Restate only the tail of the data below, starting at the line that contains "Read all visible content and emit it as JSON." and including the last line, word for word.

Start of Listed records

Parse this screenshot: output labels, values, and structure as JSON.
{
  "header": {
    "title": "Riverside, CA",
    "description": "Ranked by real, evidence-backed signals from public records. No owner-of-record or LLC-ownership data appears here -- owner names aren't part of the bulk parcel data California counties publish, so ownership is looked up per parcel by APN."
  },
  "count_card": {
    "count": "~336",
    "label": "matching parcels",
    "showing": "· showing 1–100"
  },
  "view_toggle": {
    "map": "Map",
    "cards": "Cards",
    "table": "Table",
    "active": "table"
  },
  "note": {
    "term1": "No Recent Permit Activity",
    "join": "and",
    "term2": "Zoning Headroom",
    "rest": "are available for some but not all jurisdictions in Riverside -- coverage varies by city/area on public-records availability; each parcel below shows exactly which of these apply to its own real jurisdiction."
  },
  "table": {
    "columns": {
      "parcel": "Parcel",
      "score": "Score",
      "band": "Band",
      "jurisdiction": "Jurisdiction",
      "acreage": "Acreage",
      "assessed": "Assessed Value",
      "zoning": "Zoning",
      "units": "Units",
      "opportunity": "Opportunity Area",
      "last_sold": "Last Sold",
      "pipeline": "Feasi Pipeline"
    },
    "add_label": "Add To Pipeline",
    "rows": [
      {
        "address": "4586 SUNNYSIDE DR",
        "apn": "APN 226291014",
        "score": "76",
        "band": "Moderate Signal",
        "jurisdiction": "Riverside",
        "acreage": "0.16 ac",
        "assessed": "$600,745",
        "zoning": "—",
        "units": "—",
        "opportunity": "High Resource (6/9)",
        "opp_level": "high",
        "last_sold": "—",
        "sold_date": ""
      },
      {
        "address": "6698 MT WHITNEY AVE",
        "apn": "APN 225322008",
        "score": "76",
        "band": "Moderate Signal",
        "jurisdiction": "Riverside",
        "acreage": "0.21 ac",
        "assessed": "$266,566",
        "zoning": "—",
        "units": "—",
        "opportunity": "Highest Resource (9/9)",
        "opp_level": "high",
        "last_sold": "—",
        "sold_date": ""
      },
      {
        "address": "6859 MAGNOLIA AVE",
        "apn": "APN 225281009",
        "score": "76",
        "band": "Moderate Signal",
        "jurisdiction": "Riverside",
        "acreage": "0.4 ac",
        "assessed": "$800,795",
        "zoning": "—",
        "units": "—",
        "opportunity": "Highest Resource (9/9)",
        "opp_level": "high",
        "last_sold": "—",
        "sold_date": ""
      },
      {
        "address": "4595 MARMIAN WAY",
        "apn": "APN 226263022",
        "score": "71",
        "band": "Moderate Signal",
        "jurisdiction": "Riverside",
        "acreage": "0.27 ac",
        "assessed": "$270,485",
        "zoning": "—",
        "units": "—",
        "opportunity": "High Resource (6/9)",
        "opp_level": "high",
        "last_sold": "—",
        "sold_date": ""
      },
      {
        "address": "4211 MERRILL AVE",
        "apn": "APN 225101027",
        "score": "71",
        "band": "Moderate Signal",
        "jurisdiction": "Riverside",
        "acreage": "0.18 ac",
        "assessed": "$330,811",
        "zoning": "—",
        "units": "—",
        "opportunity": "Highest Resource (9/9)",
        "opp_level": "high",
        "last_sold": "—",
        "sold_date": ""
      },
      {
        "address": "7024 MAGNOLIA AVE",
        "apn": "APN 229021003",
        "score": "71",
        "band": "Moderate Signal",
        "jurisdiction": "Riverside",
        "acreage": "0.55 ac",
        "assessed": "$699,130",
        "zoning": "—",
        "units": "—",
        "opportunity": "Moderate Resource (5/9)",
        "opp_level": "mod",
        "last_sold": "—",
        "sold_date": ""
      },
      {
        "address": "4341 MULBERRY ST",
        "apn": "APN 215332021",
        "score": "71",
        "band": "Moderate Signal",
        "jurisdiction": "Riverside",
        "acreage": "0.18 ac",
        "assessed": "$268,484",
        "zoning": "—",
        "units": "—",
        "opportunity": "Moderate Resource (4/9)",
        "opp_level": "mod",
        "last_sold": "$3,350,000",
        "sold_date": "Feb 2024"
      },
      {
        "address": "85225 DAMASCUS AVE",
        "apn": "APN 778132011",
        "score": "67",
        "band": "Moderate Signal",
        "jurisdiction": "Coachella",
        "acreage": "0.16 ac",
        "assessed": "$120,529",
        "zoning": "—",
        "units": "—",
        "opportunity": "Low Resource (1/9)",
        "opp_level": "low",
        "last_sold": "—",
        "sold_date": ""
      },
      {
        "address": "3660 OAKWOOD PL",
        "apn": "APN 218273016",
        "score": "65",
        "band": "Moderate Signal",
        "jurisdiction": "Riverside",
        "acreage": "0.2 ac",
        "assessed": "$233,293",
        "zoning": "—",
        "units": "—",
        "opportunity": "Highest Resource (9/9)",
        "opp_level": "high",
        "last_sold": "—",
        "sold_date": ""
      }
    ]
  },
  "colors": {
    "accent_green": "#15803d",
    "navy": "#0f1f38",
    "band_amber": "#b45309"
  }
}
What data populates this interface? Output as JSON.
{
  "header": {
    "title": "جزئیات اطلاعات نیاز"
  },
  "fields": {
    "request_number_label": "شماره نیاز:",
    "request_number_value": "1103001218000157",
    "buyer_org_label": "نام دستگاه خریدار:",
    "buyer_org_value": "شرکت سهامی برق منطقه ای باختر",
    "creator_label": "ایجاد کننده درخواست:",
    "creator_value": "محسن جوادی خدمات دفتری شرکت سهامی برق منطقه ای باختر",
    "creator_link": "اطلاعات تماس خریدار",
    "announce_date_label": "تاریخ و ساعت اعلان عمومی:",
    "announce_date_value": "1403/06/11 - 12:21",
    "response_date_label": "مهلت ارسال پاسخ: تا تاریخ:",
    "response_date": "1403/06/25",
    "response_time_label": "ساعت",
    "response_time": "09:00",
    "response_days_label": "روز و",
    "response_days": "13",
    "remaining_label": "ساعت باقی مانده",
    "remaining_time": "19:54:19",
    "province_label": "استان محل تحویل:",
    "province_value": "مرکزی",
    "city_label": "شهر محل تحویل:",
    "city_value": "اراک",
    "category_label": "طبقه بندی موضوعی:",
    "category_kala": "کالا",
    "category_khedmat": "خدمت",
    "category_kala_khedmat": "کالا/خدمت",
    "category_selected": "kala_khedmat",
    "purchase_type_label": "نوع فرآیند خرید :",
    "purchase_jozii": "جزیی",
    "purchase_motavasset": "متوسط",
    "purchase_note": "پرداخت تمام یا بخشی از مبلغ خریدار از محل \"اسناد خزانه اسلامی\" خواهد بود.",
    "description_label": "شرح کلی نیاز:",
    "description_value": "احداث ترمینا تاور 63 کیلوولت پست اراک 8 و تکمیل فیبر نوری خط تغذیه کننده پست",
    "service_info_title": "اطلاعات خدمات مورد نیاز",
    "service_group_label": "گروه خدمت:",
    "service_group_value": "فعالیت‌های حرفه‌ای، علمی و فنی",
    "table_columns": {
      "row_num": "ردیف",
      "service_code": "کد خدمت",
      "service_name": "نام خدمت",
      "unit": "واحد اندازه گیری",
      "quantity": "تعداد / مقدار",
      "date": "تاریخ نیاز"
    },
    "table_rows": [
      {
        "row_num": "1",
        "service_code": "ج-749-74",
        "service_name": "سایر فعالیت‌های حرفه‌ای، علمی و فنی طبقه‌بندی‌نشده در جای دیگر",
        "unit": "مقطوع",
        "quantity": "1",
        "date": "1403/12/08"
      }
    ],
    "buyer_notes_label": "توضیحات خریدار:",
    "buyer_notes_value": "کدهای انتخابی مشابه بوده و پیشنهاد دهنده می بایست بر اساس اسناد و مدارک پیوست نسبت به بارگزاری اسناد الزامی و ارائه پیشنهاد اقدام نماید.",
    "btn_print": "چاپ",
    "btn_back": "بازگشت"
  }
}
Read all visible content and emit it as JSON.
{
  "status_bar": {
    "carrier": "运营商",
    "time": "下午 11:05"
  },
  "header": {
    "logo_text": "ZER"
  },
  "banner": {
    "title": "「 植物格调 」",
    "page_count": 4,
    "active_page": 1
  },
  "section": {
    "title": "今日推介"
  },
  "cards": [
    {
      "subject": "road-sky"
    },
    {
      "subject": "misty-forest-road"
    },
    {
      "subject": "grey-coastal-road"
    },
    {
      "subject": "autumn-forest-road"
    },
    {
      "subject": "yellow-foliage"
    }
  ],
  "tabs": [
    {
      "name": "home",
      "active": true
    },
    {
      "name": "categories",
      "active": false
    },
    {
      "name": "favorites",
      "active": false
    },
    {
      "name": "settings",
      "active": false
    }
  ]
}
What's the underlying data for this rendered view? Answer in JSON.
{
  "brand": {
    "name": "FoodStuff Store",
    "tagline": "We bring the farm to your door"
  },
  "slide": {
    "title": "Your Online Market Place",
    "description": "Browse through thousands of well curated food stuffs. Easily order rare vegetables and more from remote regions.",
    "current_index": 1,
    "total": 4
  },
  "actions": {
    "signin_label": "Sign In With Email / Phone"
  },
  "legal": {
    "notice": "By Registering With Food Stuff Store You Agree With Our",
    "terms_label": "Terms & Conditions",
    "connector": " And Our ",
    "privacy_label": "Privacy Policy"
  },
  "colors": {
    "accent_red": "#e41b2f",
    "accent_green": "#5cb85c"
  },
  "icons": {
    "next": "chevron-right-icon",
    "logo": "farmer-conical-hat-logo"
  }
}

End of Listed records

• **Expected answer**:
Read all visible content and emit it as JSON.
{
  "status_bar": {
    "carrier": "运营商",
    "time": "下午 11:05"
  },
  "header": {
    "logo_text": "ZER"
  },
  "banner": {
    "title": "「 植物格调 」",
    "page_count": 4,
    "active_page": 1
  },
  "section": {
    "title": "今日推介"
  },
  "cards": [
    {
      "subject": "road-sky"
    },
    {
      "subject": "misty-forest-road"
    },
    {
      "subject": "grey-coastal-road"
    },
    {
      "subject": "autumn-forest-road"
    },
    {
      "subject": "yellow-foliage"
    }
  ],
  "tabs": [
    {
      "name": "home",
      "active": true
    },
    {
      "name": "categories",
      "active": false
    },
    {
      "name": "favorites",
      "active": false
    },
    {
      "name": "settings",
      "active": false
    }
  ]
}
What's the underlying data for this rendered view? Answer in JSON.
{
  "brand": {
    "name": "FoodStuff Store",
    "tagline": "We bring the farm to your door"
  },
  "slide": {
    "title": "Your Online Market Place",
    "description": "Browse through thousands of well curated food stuffs. Easily order rare vegetables and more from remote regions.",
    "current_index": 1,
    "total": 4
  },
  "actions": {
    "signin_label": "Sign In With Email / Phone"
  },
  "legal": {
    "notice": "By Registering With Food Stuff Store You Agree With Our",
    "terms_label": "Terms & Conditions",
    "connector": " And Our ",
    "privacy_label": "Privacy Policy"
  },
  "colors": {
    "accent_red": "#e41b2f",
    "accent_green": "#5cb85c"
  },
  "icons": {
    "next": "chevron-right-icon",
    "logo": "farmer-conical-hat-logo"
  }
}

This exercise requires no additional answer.